» **What needs to be done**
Return the records below exactly, leaving nothing out.

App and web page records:
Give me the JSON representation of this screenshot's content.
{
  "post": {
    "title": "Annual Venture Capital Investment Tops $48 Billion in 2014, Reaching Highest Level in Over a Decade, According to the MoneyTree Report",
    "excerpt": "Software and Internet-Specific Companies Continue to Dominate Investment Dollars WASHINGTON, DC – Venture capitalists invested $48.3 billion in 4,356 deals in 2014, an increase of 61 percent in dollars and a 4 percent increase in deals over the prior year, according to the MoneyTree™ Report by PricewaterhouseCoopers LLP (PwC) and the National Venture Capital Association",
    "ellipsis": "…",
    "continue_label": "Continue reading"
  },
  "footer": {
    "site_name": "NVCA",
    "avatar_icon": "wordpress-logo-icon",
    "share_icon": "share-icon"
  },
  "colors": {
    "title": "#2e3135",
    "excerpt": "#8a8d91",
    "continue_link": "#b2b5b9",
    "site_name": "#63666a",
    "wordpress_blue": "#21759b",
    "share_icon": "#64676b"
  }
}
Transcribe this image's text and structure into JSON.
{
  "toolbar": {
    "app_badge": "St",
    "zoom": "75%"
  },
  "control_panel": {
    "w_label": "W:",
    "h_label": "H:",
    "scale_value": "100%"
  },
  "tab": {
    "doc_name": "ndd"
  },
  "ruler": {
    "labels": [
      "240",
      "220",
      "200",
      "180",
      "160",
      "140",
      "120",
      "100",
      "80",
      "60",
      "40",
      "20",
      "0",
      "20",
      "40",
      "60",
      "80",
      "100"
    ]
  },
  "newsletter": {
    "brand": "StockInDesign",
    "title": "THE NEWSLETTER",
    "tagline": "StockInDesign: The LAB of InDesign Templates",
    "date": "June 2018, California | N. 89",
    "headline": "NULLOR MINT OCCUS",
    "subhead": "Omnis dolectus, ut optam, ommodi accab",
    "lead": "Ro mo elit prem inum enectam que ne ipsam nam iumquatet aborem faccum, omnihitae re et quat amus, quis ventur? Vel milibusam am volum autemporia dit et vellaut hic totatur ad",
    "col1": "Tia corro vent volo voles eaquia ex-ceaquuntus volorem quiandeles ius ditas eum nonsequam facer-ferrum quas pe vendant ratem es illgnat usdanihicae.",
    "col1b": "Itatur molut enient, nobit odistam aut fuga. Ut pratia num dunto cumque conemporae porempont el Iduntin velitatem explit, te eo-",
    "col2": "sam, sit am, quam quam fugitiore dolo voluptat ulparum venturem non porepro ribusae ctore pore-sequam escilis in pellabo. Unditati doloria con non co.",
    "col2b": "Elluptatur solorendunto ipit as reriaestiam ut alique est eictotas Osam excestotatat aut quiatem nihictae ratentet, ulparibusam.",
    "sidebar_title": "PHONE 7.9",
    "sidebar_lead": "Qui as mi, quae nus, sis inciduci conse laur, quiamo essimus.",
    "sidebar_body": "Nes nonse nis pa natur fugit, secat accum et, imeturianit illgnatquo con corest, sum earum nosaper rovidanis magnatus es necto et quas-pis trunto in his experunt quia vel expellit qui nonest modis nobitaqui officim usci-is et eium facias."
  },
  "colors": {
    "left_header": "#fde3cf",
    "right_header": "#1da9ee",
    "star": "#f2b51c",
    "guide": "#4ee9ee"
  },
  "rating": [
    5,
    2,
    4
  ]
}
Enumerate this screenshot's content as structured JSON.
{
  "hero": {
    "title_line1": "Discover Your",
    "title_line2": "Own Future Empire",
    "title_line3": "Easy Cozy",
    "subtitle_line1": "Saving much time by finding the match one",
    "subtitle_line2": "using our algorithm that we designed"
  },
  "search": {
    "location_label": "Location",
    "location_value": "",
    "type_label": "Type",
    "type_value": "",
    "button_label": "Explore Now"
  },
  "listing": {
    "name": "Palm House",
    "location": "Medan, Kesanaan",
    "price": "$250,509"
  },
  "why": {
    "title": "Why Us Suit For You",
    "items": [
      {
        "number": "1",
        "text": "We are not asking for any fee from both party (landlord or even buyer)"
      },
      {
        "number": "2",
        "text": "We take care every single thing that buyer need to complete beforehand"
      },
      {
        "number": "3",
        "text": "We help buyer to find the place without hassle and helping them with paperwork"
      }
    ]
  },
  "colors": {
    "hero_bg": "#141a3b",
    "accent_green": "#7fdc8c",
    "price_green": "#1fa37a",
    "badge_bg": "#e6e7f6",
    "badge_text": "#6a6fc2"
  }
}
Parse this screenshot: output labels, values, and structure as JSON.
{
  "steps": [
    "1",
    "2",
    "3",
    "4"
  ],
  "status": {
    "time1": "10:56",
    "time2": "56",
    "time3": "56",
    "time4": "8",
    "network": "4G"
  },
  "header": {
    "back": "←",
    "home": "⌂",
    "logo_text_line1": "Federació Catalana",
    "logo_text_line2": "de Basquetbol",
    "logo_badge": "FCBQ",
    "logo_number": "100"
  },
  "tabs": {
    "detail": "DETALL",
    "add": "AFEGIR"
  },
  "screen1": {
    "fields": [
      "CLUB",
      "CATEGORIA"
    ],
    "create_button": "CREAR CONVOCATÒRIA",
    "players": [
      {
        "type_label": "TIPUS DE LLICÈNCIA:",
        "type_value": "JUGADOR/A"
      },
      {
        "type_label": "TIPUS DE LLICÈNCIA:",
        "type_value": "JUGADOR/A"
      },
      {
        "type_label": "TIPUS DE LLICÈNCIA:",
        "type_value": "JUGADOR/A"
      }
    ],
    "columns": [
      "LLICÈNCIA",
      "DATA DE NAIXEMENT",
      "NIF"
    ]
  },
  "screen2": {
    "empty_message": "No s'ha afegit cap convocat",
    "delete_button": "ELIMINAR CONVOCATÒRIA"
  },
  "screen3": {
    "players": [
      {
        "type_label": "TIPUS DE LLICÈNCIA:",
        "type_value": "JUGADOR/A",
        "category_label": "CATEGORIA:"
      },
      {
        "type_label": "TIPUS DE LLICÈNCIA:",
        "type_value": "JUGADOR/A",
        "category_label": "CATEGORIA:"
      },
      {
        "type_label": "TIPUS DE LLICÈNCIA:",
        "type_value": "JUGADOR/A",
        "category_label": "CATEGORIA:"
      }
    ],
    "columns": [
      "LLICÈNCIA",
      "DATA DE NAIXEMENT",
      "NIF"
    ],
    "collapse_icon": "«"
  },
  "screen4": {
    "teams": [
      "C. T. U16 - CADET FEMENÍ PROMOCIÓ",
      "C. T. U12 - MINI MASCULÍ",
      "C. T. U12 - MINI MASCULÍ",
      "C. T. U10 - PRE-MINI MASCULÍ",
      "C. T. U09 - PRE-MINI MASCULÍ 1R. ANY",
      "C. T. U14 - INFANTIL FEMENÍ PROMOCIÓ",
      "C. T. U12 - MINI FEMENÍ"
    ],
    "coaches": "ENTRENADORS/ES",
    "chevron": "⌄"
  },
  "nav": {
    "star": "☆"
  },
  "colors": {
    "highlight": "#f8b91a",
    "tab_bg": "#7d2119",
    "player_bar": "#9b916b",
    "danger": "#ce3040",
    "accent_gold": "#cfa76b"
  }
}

» **Task answer**
Give me the JSON representation of this screenshot's content.
{
  "post": {
    "title": "Annual Venture Capital Investment Tops $48 Billion in 2014, Reaching Highest Level in Over a Decade, According to the MoneyTree Report",
    "excerpt": "Software and Internet-Specific Companies Continue to Dominate Investment Dollars WASHINGTON, DC – Venture capitalists invested $48.3 billion in 4,356 deals in 2014, an increase of 61 percent in dollars and a 4 percent increase in deals over the prior year, according to the MoneyTree™ Report by PricewaterhouseCoopers LLP (PwC) and the National Venture Capital Association",
    "ellipsis": "…",
    "continue_label": "Continue reading"
  },
  "footer": {
    "site_name": "NVCA",
    "avatar_icon": "wordpress-logo-icon",
    "share_icon": "share-icon"
  },
  "colors": {
    "title": "#2e3135",
    "excerpt": "#8a8d91",
    "continue_link": "#b2b5b9",
    "site_name": "#63666a",
    "wordpress_blue": "#21759b",
    "share_icon": "#64676b"
  }
}
Transcribe this image's text and structure into JSON.
{
  "toolbar": {
    "app_badge": "St",
    "zoom": "75%"
  },
  "control_panel": {
    "w_label": "W:",
    "h_label": "H:",
    "scale_value": "100%"
  },
  "tab": {
    "doc_name": "ndd"
  },
  "ruler": {
    "labels": [
      "240",
      "220",
      "200",
      "180",
      "160",
      "140",
      "120",
      "100",
      "80",
      "60",
      "40",
      "20",
      "0",
      "20",
      "40",
      "60",
      "80",
      "100"
    ]
  },
  "newsletter": {
    "brand": "StockInDesign",
    "title": "THE NEWSLETTER",
    "tagline": "StockInDesign: The LAB of InDesign Templates",
    "date": "June 2018, California | N. 89",
    "headline": "NULLOR MINT OCCUS",
    "subhead": "Omnis dolectus, ut optam, ommodi accab",
    "lead": "Ro mo elit prem inum enectam que ne ipsam nam iumquatet aborem faccum, omnihitae re et quat amus, quis ventur? Vel milibusam am volum autemporia dit et vellaut hic totatur ad",
    "col1": "Tia corro vent volo voles eaquia ex-ceaquuntus volorem quiandeles ius ditas eum nonsequam facer-ferrum quas pe vendant ratem es illgnat usdanihicae.",
    "col1b": "Itatur molut enient, nobit odistam aut fuga. Ut pratia num dunto cumque conemporae porempont el Iduntin velitatem explit, te eo-",
    "col2": "sam, sit am, quam quam fugitiore dolo voluptat ulparum venturem non porepro ribusae ctore pore-sequam escilis in pellabo. Unditati doloria con non co.",
    "col2b": "Elluptatur solorendunto ipit as reriaestiam ut alique est eictotas Osam excestotatat aut quiatem nihictae ratentet, ulparibusam.",
    "sidebar_title": "PHONE 7.9",
    "sidebar_lead": "Qui as mi, quae nus, sis inciduci conse laur, quiamo essimus.",
    "sidebar_body": "Nes nonse nis pa natur fugit, secat accum et, imeturianit illgnatquo con corest, sum earum nosaper rovidanis magnatus es necto et quas-pis trunto in his experunt quia vel expellit qui nonest modis nobitaqui officim usci-is et eium facias."
  },
  "colors": {
    "left_header": "#fde3cf",
    "right_header": "#1da9ee",
    "star": "#f2b51c",
    "guide": "#4ee9ee"
  },
  "rating": [
    5,
    2,
    4
  ]
}
Enumerate this screenshot's content as structured JSON.
{
  "hero": {
    "title_line1": "Discover Your",
    "title_line2": "Own Future Empire",
    "title_line3": "Easy Cozy",
    "subtitle_line1": "Saving much time by finding the match one",
    "subtitle_line2": "using our algorithm that we designed"
  },
  "search": {
    "location_label": "Location",
    "location_value": "",
    "type_label": "Type",
    "type_value": "",
    "button_label": "Explore Now"
  },
  "listing": {
    "name": "Palm House",
    "location": "Medan, Kesanaan",
    "price": "$250,509"
  },
  "why": {
    "title": "Why Us Suit For You",
    "items": [
      {
        "number": "1",
        "text": "We are not asking for any fee from both party (landlord or even buyer)"
      },
      {
        "number": "2",
        "text": "We take care every single thing that buyer need to complete beforehand"
      },
      {
        "number": "3",
        "text": "We help buyer to find the place without hassle and helping them with paperwork"
      }
    ]
  },
  "colors": {
    "hero_bg": "#141a3b",
    "accent_green": "#7fdc8c",
    "price_green": "#1fa37a",
    "badge_bg": "#e6e7f6",
    "badge_text": "#6a6fc2"
  }
}
Parse this screenshot: output labels, values, and structure as JSON.
{
  "steps": [
    "1",
    "2",
    "3",
    "4"
  ],
  "status": {
    "time1": "10:56",
    "time2": "56",
    "time3": "56",
    "time4": "8",
    "network": "4G"
  },
  "header": {
    "back": "←",
    "home": "⌂",
    "logo_text_line1": "Federació Catalana",
    "logo_text_line2": "de Basquetbol",
    "logo_badge": "FCBQ",
    "logo_number": "100"
  },
  "tabs": {
    "detail": "DETALL",
    "add": "AFEGIR"
  },
  "screen1": {
    "fields": [
      "CLUB",
      "CATEGORIA"
    ],
    "create_button": "CREAR CONVOCATÒRIA",
    "players": [
      {
        "type_label": "TIPUS DE LLICÈNCIA:",
        "type_value": "JUGADOR/A"
      },
      {
        "type_label": "TIPUS DE LLICÈNCIA:",
        "type_value": "JUGADOR/A"
      },
      {
        "type_label": "TIPUS DE LLICÈNCIA:",
        "type_value": "JUGADOR/A"
      }
    ],
    "columns": [
      "LLICÈNCIA",
      "DATA DE NAIXEMENT",
      "NIF"
    ]
  },
  "screen2": {
    "empty_message": "No s'ha afegit cap convocat",
    "delete_button": "ELIMINAR CONVOCATÒRIA"
  },
  "screen3": {
    "players": [
      {
        "type_label": "TIPUS DE LLICÈNCIA:",
        "type_value": "JUGADOR/A",
        "category_label": "CATEGORIA:"
      },
      {
        "type_label": "TIPUS DE LLICÈNCIA:",
        "type_value": "JUGADOR/A",
        "category_label": "CATEGORIA:"
      },
      {
        "type_label": "TIPUS DE LLICÈNCIA:",
        "type_value": "JUGADOR/A",
        "category_label": "CATEGORIA:"
      }
    ],
    "columns": [
      "LLICÈNCIA",
      "DATA DE NAIXEMENT",
      "NIF"
    ],
    "collapse_icon": "«"
  },
  "screen4": {
    "teams": [
      "C. T. U16 - CADET FEMENÍ PROMOCIÓ",
      "C. T. U12 - MINI MASCULÍ",
      "C. T. U12 - MINI MASCULÍ",
      "C. T. U10 - PRE-MINI MASCULÍ",
      "C. T. U09 - PRE-MINI MASCULÍ 1R. ANY",
      "C. T. U14 - INFANTIL FEMENÍ PROMOCIÓ",
      "C. T. U12 - MINI FEMENÍ"
    ],
    "coaches": "ENTRENADORS/ES",
    "chevron": "⌄"
  },
  "nav": {
    "star": "☆"
  },
  "colors": {
    "highlight": "#f8b91a",
    "tab_bg": "#7d2119",
    "player_bar": "#9b916b",
    "danger": "#ce3040",
    "accent_gold": "#cfa76b"
  }
}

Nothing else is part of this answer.